• TASK BRIEF
Write the data below out in full, exactly as it stands.

• INPUT
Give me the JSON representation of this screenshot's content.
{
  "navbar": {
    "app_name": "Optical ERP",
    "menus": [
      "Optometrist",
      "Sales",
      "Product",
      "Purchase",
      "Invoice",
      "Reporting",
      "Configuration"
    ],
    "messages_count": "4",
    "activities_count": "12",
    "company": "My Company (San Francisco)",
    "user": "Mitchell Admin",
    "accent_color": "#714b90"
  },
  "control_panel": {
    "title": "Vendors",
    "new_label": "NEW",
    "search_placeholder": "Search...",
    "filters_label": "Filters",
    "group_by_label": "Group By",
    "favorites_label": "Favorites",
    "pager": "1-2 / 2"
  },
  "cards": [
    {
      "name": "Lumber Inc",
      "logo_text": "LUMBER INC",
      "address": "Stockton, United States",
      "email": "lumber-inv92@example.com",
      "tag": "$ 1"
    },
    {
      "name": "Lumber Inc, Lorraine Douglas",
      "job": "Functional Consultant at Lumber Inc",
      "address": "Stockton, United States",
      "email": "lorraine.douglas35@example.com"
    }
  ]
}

• SOLUTION FOR THIS PROBLEM
Give me the JSON representation of this screenshot's content.
{
  "navbar": {
    "app_name": "Optical ERP",
    "menus": [
      "Optometrist",
      "Sales",
      "Product",
      "Purchase",
      "Invoice",
      "Reporting",
      "Configuration"
    ],
    "messages_count": "4",
    "activities_count": "12",
    "company": "My Company (San Francisco)",
    "user": "Mitchell Admin",
    "accent_color": "#714b90"
  },
  "control_panel": {
    "title": "Vendors",
    "new_label": "NEW",
    "search_placeholder": "Search...",
    "filters_label": "Filters",
    "group_by_label": "Group By",
    "favorites_label": "Favorites",
    "pager": "1-2 / 2"
  },
  "cards": [
    {
      "name": "Lumber Inc",
      "logo_text": "LUMBER INC",
      "address": "Stockton, United States",
      "email": "lumber-inv92@example.com",
      "tag": "$ 1"
    },
    {
      "name": "Lumber Inc, Lorraine Douglas",
      "job": "Functional Consultant at Lumber Inc",
      "address": "Stockton, United States",
      "email": "lorraine.douglas35@example.com"
    }
  ]
}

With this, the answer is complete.